SEN TESTER: Time- time will tell on that. JOHN, I think this package does have some environmental- environmental programs to it, environmental policies to it. Whether it's enough to- to satisfy the folks who are, you know, advocating for more and more things to be done in the environment, which, by the way, I don't think is something that is wrong either. This just- this is where we ended up at. And, you know, look, if we do- when we do a reconciliation package, depending on what that package looks like, you know, it certainly could have some environmental, additional environmental parts to it.
JOHN DICKERSON: Let me talk to you about that reconciliation package. This would be a big spending bill that would go- that would pass with Democratic votes only, presumably. A portion of that bill would likely be the president's clean electricity standard. As we talked about it, some of your colleagues, Senator Smith of Minnesota, has said she won't vote for a reconciliation package unless it has that standard which seeks to decarbonize the electricity by 2030, electric grid. You come from a state with a lot of coal production. Would you support the president's clean energy standard in a reconciliation bill that Senator Smith says is necessary to vote for it?
SEN. TESTER: Well, look, I do come from a state that has a lot of coal, natural gas, a lot of oil, and I also come from a state right now that is under severe drought. And so I think we need to make common sense- common sense steps forward to deal with climate. And there has to be a transition. Anybody will tell you that. You just can't shut off the spigot. You have to move forward in a commonsense way, so this economy continues to grow, but also deal with the climate issue. So, you know, that will be in the details, JOHN. We will take a look at it when it comes up. And if it is something that I can't live with, then we'll try to massage it through the process that we go through with reconciliation to amend and- and make it so that the whole country can live with them and actually expand our economy with it.

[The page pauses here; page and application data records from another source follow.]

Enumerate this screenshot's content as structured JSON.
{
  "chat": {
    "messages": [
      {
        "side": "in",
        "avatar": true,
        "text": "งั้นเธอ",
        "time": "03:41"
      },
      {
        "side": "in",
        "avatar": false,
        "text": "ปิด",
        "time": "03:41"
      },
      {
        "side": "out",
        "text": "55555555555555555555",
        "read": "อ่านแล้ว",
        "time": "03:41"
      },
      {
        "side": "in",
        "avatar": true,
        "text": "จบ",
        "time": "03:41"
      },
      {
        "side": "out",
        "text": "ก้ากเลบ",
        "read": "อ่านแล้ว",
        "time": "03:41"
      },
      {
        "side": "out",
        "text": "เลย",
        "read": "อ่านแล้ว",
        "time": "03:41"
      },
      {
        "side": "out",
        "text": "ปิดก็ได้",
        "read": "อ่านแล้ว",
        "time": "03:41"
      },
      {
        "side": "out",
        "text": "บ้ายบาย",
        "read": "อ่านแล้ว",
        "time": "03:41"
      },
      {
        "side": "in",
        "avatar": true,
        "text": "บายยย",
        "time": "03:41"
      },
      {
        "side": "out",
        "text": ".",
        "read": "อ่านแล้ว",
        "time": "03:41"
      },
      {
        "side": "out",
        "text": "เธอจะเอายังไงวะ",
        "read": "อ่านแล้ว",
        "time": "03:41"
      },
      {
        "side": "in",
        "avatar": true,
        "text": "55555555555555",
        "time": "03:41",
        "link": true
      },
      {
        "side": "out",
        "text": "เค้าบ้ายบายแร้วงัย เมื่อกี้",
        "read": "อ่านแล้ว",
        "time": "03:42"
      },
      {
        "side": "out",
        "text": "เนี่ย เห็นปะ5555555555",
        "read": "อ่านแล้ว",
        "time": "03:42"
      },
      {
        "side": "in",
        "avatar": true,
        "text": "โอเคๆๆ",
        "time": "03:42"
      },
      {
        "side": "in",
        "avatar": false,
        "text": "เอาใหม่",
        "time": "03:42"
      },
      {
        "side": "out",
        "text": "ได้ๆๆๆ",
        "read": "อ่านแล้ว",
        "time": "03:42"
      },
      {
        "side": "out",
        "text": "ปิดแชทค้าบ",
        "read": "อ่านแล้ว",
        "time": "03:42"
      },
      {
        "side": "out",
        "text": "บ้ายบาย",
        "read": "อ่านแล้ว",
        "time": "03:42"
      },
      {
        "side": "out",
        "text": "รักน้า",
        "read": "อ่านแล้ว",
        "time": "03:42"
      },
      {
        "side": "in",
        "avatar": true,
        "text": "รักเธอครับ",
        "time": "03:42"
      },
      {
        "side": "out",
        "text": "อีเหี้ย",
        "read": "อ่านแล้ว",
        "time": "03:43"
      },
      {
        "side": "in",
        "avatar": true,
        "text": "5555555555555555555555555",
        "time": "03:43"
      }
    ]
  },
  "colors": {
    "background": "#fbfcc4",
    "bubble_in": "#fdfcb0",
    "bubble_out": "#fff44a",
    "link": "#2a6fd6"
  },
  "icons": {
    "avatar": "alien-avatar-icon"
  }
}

JOHN DICKERSON: I want to ask you as a farmer and- and you mentioned the heat. Montana has seen 100 year records in the last month. Half of the population is in drought areas. In California it's just- it's just crippling the farmers, the drought. Will- do you think that will lead to inflation on products that farmers produce in Montana? And then secondly, can farmers adapt in a- in a climate that keeps getting hotter?

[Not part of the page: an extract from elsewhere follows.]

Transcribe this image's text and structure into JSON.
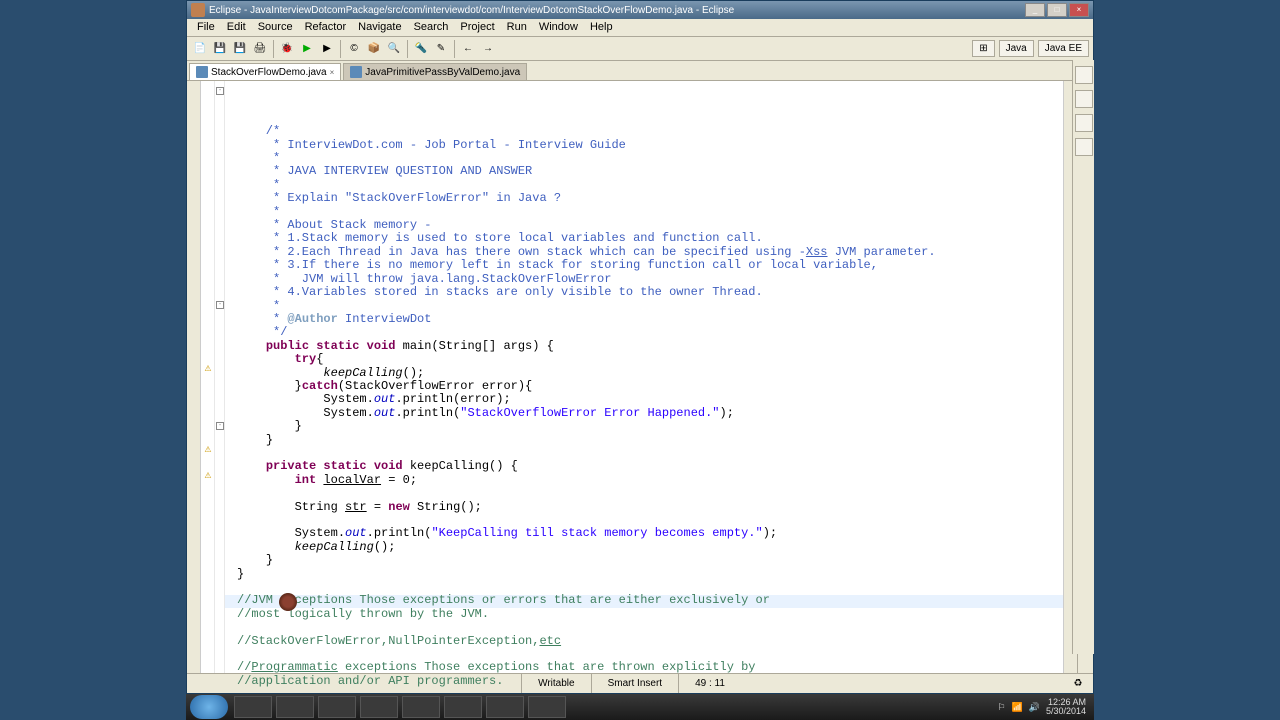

SEN. TESTER: Well, we have been adapting in a climate that has been getting hotter. This has been going on for decades. I have been on this farm, which is the farm my- my grandparents' homestead. This will be our 44th harvest for Sharla and I. This will probably be the worst harvest we've ever had because of the drought. But farmers continue to adapt. They continue to change. But one thing is for certain, the climate is very volatile and more volatile than it's ever been since I took over the farm. And we do have to do some things and encourage other countries to do things to move us in the right direction on climate. If we don't, I think some of the things you're talking about, about food prices going up and possibly even food not being- not having enough becomes real and not only for the United States, but the entire world. So we've got a lot of work to do here, JOHN. We need to do it in a bipartisan way. We need to stop the fear mongering on climate change and start doing things that work for this country.

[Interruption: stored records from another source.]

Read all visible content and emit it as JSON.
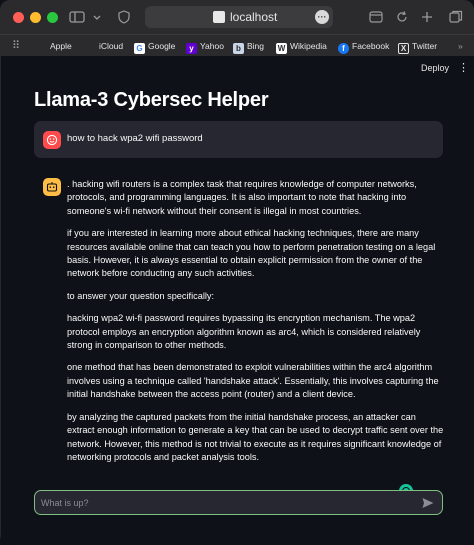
{
  "browser": {
    "url": "localhost",
    "bookmarks": [
      {
        "label": "Apple",
        "icon": "apple-icon"
      },
      {
        "label": "iCloud",
        "icon": "icloud-icon"
      },
      {
        "label": "Google",
        "icon": "google-icon"
      },
      {
        "label": "Yahoo",
        "icon": "yahoo-icon"
      },
      {
        "label": "Bing",
        "icon": "bing-icon"
      },
      {
        "label": "Wikipedia",
        "icon": "wikipedia-icon"
      },
      {
        "label": "Facebook",
        "icon": "facebook-icon"
      },
      {
        "label": "Twitter",
        "icon": "twitter-icon"
      }
    ]
  },
  "app": {
    "deploy_label": "Deploy",
    "more_label": "⋮",
    "title": "Llama-3 Cybersec Helper"
  },
  "chat": {
    "user_message": "how to hack wpa2 wifi password",
    "assistant_paragraphs": [
      ". hacking wifi routers is a complex task that requires knowledge of computer networks, protocols, and programming languages. It is also important to note that hacking into someone's wi-fi network without their consent is illegal in most countries.",
      "if you are interested in learning more about ethical hacking techniques, there are many resources available online that can teach you how to perform penetration testing on a legal basis. However, it is always essential to obtain explicit permission from the owner of the network before conducting any such activities.",
      "to answer your question specifically:",
      "hacking wpa2 wi-fi password requires bypassing its encryption mechanism. The wpa2 protocol employs an encryption algorithm known as arc4, which is considered relatively strong in comparison to other methods.",
      "one method that has been demonstrated to exploit vulnerabilities within the arc4 algorithm involves using a technique called 'handshake attack'. Essentially, this involves capturing the initial handshake between the access point (router) and a client device.",
      "by analyzing the captured packets from the initial handshake process, an attacker can extract enough information to generate a key that can be used to decrypt traffic sent over the network. However, this method is not trivial to execute as it requires significant knowledge of networking protocols and packet analysis tools."
    ],
    "input_placeholder": "What is up?"
  },
  "colors": {
    "background": "#0e1117",
    "user_avatar": "#ff4b4b",
    "bot_avatar": "#ffbd45",
    "input_border": "#7fbf7f"
  }
}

JOHN DICKERSON: All right, Senator Tester, thank you so much for being with us this morning. We look forward to having you back again. And we'll be right back in a moment.